The victory was the second in as many weeks for the Warhawks, who also won the top girls’ race at last week’s Stotesbury Regatta in Philadelphia.
“When people ask me what was my greatest high school rowing achievement, I’ll probably say a national championship,” Madison senior Georgia Ratcliff said. “At the end of the day, if you tell a random person that you’re a national champion, that’s going to mean a whole lot more to them than Stotesbury.”
The win also capped an impressive run for Ratcliff and the rest of the Warhawks. Madison’s top girls’ boat will send five rowers to Division I programs next season on scholarships, including Ratcliff, who will row at Virginia. Lexy Shannon will head to Alabama, while the trio of Caroline Williams, Karen Munyan and Hannah Brown will row at UCLA, Stanford and Gonzaga, respectively.
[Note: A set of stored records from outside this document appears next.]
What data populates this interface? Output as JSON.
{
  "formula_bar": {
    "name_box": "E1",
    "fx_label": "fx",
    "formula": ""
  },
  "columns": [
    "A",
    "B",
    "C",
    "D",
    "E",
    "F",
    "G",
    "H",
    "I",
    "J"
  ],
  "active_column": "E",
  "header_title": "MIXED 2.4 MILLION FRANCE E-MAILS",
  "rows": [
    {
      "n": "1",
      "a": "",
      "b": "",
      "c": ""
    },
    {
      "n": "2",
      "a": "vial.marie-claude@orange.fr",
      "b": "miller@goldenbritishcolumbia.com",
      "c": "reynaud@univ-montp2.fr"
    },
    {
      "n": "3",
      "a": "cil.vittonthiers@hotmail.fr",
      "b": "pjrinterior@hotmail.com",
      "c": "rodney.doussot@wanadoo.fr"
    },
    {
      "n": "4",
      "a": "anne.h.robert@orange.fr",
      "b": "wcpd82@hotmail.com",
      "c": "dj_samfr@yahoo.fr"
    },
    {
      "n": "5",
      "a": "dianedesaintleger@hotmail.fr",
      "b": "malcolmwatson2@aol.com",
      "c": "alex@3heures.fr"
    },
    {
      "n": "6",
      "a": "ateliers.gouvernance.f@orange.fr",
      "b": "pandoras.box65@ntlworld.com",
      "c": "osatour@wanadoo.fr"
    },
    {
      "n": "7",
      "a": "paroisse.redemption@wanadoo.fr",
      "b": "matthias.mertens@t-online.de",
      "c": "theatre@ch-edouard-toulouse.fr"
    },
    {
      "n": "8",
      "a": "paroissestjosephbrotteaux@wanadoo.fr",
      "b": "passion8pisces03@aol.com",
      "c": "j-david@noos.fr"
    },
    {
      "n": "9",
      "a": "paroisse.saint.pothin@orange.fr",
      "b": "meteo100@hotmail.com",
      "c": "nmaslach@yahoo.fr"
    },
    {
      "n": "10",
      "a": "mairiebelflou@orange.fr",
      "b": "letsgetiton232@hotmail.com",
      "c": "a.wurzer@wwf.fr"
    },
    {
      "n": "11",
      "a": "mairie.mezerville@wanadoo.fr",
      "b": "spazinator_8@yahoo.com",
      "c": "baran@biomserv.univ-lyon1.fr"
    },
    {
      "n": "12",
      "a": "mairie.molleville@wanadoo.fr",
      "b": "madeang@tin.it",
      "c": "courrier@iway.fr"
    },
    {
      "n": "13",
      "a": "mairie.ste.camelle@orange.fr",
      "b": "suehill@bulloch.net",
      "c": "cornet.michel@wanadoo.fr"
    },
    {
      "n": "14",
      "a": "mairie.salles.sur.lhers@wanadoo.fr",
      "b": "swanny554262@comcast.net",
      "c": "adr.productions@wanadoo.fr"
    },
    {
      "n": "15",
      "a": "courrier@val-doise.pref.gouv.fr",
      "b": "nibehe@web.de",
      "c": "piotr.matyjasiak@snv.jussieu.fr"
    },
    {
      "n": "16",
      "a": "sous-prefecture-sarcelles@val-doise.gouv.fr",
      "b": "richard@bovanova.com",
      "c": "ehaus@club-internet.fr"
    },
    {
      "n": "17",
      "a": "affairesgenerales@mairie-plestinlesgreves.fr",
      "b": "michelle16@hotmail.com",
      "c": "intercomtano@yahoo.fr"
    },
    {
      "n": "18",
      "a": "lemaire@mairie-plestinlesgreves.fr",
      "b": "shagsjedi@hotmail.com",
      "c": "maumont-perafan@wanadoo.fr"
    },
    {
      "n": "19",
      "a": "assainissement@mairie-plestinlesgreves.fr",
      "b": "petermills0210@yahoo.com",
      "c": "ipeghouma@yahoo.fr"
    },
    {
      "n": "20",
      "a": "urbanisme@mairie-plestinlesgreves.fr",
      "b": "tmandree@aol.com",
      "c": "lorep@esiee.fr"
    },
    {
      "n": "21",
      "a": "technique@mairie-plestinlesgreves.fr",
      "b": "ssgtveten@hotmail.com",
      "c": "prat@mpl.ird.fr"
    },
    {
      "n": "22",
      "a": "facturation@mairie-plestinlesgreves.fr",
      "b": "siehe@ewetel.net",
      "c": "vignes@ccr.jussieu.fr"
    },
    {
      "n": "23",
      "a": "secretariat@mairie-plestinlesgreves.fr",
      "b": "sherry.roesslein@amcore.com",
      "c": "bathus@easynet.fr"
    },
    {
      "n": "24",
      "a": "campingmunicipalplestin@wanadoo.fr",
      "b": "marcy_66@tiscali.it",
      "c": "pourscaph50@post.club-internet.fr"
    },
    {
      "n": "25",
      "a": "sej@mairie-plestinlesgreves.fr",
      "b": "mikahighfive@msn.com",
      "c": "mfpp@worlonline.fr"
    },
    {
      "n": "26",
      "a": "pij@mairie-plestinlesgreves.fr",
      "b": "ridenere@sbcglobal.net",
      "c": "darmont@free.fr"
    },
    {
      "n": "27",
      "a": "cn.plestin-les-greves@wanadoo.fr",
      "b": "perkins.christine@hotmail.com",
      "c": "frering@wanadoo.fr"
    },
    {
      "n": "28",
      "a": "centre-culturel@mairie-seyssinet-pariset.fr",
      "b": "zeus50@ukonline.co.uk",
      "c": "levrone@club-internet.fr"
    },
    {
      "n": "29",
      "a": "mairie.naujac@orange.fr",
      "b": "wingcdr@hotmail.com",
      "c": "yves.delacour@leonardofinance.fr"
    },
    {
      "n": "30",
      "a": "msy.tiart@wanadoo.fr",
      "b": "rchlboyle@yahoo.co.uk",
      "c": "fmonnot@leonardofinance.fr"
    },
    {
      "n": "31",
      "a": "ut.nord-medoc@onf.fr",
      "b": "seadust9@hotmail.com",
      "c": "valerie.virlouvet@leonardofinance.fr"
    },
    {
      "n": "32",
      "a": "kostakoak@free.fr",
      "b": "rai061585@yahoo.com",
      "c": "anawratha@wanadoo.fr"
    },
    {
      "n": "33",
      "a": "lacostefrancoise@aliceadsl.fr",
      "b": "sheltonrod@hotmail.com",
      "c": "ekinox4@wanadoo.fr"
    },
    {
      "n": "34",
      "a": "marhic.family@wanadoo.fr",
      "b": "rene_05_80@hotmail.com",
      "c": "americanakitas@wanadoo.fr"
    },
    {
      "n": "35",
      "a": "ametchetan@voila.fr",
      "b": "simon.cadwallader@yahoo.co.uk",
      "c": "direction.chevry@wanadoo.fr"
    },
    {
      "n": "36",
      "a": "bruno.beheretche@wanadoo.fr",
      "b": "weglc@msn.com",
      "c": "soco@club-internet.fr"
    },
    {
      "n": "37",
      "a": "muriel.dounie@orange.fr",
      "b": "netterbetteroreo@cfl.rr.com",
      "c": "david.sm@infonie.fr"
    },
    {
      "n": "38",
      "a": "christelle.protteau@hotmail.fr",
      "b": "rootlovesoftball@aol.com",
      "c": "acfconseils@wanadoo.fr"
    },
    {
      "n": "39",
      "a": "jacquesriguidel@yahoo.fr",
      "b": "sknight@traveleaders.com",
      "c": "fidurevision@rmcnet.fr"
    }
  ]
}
“Now that it’s over, it’s like the fire can die now,” Ratcliff said. “We’ve proven that we can be faster than those top-notch, powerhouse schools.”
The Eagles’ first eight caught a crab late in the boys’ final, dashing their championship hopes.
With 250 meters to go, Gonzaga stood in third behind Pittsburgh’s Central Catholic and Philadelphia’s St. Joseph’s Prep. The Eagles were making a final push for first when the oar for the boat’s second seat caught a crab, rowing vernacular for getting stuck in the water. Instead of returning to its rower for another stroke, the oar flew out of control, over its owner’s head, nearly knocking him out of the boat and dropping Gonzaga from third to last place in the six-boat final.
“It’s just one of those things that happens,” Eagles Coach Marc Mandel said. “In order for us to have the run we’ve had, we’ve had to have some luck along the way, and we ran into some bad luck today.”
The incident forced Gonzaga to finish the race with a time of 4:31.79 seconds, just over 17 seconds slower than its championship time a week ago at the historic Stotesbury Regatta in Philadelphia. The only other local team in the boys’ first eight final, St. Albans, finished in fourth place with a time of 4:22.89 seconds.
“It was definitely really hard coming off the water. It was really emotional,” Gonzaga’s Trey Cruser said. “There were definitely tears shed, but then we all came together. I can smile looking back at my four years, and also the great season we had my senior year. Right now, I’m happy. I’m smiling.”